Presentation on theme: "Word Choice Spice up your poetry!. WORD CHOICE Recap: USE LANGUAGE THAT IS NATURAL AND NOT OVERDONE AVOID REPETITION USE WORDS CORRECTLY USE POWERFUL."— Presentation transcript:
WORD CHOICE Recap: USE LANGUAGE THAT IS NATURAL AND NOT OVERDONE AVOID REPETITION USE WORDS CORRECTLY USE POWERFUL ACTION VERBS USE SPECIFIC, NOT GENERAL, NOUNS USE ADJECTIVES THAT ARE AS DESCRIPTIVE AS POSSIBLE CREATE A MENTAL PICTURE WITH WORDS FOR THE READER AVOID VAGUE, BORING, AND OVERUSED WORDS
Bad Metaphors and Similes Sometimes when we try to include figurative language, we don’t do it effectively. She caught your eye like one of those pointy hook latches that used to dangle from screen doors and would fly up whenever you banged the door open again. The little boat gently drifted across the pond exactly the way a bowling ball wouldn't. Her hair glistened in the rain like nose hair after a sneeze. Her eyes were like two brown circles with big black dots in the center. He was as tall as a six-foot-three-inch tree. The hailstones leaped from the pavement, just like maggots when you fry them in hot grease.
Metaphor done well Hope by Emily Dickinson Hope is the thing with feathers That perches in the soul, And sings the tune--without the words, And never stops at all, And sweetest in the gale is heard; And sore must be the storm That could abash the little bird That kept so many warm. I've heard it in the chillest land, And on the strangest sea; Yet, never, in extremity, It asked a crumb of me.

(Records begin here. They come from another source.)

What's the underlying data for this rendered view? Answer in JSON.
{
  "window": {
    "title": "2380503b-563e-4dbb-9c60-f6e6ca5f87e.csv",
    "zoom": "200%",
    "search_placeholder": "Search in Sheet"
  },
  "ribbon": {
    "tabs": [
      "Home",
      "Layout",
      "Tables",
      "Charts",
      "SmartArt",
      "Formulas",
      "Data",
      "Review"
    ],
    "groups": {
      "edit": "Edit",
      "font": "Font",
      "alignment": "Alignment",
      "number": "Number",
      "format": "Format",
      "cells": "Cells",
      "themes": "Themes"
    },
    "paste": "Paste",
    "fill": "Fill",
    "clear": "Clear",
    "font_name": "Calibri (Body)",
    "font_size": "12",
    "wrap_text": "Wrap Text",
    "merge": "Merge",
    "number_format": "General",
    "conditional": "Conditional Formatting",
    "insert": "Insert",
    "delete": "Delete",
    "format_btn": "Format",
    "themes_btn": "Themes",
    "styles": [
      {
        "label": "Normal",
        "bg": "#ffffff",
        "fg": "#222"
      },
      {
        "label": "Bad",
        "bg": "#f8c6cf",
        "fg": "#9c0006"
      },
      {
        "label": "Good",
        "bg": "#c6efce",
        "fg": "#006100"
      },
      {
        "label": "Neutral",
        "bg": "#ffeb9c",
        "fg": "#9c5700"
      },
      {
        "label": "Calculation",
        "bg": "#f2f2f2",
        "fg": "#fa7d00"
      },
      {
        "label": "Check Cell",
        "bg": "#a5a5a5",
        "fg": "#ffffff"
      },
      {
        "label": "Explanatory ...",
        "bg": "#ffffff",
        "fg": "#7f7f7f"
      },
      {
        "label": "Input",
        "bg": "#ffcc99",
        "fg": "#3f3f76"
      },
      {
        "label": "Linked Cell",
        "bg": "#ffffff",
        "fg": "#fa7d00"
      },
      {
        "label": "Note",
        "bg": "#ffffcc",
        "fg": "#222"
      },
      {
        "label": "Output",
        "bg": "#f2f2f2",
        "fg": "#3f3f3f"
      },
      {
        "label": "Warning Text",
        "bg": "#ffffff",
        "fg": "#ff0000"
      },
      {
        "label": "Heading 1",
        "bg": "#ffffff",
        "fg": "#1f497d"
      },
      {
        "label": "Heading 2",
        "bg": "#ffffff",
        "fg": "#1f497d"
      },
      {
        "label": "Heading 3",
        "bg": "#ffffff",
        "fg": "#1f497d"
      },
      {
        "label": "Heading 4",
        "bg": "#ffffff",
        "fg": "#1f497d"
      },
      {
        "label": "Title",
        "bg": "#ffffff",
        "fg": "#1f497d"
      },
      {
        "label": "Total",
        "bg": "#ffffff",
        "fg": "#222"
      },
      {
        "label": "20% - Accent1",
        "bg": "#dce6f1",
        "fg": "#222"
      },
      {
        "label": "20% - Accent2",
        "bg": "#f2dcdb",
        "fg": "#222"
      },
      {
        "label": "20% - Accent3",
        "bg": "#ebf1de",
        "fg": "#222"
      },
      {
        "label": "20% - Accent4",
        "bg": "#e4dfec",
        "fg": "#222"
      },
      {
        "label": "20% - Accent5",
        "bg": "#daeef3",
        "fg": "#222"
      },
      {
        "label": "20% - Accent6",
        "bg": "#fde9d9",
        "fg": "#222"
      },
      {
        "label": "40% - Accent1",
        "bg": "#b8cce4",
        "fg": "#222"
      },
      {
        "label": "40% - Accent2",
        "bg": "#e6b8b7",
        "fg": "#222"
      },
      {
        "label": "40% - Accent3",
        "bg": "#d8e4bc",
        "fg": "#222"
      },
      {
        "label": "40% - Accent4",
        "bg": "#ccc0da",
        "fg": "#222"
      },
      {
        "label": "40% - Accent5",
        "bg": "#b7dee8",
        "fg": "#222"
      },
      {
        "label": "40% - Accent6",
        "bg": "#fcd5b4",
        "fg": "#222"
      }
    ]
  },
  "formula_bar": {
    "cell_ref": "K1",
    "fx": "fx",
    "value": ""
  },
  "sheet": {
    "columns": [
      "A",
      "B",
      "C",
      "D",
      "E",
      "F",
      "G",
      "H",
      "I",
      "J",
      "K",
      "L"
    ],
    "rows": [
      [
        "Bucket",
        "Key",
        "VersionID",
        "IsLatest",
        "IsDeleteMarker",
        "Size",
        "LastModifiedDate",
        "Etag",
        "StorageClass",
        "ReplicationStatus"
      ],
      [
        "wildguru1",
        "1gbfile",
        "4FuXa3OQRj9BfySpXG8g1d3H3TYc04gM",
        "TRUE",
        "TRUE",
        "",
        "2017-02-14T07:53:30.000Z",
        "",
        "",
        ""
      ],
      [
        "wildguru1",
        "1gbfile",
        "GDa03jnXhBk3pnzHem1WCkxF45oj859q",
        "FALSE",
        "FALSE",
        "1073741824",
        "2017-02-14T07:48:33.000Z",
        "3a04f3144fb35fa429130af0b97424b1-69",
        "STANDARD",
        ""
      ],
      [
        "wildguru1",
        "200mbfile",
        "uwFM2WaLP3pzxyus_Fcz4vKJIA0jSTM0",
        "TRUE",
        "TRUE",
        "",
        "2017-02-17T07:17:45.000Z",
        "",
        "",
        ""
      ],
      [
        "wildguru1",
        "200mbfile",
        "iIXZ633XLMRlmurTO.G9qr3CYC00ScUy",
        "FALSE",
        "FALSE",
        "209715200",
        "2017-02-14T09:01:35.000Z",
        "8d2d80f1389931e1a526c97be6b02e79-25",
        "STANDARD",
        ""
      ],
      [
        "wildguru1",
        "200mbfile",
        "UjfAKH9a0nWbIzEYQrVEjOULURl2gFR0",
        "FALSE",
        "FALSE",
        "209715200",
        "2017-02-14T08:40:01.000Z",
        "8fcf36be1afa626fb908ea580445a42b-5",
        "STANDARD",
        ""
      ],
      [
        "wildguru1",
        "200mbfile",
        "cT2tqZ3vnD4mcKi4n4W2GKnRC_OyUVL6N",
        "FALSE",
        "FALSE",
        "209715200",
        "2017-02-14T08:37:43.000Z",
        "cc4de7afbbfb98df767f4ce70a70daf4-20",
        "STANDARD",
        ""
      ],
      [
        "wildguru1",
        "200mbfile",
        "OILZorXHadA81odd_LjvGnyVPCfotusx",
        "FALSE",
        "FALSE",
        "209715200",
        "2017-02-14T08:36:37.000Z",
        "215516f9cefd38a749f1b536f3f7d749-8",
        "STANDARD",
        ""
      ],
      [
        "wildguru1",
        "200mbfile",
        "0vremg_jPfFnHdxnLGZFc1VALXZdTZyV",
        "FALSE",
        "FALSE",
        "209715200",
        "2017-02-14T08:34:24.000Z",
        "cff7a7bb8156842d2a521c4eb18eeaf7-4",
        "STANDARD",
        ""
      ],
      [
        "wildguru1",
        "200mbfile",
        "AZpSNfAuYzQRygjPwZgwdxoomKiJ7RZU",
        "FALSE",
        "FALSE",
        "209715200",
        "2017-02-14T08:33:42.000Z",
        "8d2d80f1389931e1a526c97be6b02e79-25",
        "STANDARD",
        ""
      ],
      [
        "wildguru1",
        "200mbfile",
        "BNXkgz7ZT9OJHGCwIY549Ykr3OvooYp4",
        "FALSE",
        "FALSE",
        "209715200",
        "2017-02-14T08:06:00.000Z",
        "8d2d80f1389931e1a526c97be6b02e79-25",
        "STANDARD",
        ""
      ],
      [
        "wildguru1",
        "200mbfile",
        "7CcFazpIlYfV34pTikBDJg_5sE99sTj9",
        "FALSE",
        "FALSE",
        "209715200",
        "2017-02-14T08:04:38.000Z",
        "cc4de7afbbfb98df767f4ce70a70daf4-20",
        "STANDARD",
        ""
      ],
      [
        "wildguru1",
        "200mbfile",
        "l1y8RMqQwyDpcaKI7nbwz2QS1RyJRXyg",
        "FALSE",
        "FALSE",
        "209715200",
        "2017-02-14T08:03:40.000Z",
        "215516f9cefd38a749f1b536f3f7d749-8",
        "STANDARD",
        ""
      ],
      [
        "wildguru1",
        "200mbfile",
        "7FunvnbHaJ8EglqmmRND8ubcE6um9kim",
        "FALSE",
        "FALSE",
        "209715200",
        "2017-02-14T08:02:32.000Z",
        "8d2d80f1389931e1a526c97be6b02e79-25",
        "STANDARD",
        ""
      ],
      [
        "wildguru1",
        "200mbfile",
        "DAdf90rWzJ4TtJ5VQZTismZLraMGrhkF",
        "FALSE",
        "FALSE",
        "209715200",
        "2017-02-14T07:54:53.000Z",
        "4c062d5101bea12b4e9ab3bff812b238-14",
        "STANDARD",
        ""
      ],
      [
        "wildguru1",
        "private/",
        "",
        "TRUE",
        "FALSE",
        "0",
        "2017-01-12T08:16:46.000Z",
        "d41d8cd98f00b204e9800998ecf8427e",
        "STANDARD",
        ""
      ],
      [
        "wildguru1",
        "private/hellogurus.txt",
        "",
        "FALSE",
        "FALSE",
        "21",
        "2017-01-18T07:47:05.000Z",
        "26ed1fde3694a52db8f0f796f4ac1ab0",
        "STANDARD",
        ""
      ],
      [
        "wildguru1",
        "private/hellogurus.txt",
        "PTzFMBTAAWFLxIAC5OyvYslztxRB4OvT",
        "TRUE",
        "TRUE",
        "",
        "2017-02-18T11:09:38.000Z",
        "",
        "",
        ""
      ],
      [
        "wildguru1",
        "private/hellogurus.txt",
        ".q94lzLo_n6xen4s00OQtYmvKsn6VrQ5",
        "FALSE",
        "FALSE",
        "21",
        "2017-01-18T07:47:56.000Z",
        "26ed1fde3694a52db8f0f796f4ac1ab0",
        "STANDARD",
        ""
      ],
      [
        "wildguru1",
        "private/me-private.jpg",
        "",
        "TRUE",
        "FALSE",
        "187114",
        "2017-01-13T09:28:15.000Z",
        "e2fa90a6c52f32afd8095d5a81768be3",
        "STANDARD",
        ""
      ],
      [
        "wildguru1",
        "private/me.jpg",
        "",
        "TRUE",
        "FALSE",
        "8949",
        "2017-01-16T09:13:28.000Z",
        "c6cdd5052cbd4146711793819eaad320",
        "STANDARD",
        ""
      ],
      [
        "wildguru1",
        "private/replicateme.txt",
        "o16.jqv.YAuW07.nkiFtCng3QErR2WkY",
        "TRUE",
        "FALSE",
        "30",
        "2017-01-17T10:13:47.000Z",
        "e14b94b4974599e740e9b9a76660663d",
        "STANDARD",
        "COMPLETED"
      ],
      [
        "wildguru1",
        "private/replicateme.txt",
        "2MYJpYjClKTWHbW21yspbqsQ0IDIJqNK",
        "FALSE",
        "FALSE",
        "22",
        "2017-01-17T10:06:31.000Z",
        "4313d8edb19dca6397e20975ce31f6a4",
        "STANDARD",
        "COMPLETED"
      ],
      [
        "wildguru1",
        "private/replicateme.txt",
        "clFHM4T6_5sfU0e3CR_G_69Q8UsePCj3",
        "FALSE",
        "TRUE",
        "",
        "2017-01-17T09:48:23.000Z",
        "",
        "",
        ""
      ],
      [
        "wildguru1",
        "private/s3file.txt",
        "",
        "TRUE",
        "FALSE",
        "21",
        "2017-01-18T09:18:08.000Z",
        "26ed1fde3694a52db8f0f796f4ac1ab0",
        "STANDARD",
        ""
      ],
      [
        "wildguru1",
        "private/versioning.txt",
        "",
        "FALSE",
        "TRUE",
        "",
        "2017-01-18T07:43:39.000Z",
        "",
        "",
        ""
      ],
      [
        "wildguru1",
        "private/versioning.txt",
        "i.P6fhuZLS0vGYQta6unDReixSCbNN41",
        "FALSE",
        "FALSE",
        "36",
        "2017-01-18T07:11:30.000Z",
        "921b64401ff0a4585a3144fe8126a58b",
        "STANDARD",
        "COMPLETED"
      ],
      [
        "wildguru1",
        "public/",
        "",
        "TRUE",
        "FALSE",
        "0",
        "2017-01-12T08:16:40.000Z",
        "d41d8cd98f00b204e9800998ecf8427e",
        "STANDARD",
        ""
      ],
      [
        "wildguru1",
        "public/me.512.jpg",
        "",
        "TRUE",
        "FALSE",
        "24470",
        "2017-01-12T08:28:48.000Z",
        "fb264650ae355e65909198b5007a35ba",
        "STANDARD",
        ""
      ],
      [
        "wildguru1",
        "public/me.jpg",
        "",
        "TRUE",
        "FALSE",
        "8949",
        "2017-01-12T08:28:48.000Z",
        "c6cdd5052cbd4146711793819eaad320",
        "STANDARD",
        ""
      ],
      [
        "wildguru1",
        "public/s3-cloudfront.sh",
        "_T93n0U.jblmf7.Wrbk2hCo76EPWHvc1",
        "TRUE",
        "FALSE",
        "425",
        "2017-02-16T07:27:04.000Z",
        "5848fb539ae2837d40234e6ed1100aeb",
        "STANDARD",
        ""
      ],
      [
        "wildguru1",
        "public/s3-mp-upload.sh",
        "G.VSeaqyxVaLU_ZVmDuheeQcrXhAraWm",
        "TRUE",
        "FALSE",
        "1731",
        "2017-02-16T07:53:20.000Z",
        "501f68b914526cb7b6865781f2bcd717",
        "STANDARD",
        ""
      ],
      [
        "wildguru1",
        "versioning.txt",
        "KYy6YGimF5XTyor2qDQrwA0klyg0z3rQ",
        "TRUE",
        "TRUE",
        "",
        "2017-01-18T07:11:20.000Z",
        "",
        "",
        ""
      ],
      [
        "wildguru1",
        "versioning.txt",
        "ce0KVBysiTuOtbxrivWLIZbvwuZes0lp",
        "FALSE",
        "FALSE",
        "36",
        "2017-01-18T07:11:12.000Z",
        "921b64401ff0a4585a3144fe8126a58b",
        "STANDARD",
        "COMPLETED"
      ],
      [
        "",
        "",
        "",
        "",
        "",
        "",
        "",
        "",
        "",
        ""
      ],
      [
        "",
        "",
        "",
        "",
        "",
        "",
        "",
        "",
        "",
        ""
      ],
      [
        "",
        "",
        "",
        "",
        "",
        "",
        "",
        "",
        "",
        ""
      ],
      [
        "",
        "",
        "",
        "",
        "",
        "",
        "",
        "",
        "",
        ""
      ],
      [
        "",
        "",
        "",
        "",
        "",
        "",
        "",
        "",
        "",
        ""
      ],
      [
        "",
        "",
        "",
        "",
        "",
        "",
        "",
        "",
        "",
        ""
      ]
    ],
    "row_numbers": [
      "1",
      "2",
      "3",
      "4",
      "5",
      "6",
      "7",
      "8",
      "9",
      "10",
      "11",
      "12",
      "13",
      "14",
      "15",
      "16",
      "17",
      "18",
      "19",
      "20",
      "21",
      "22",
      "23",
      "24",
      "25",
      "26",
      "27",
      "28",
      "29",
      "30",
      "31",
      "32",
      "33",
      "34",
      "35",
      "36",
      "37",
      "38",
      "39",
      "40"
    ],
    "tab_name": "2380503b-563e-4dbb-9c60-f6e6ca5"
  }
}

Playing with Words Choose a concept, an item, a person,… For that thing, create a simile, a metaphor and personification. Choose your words carefully! Don’t just throw something together.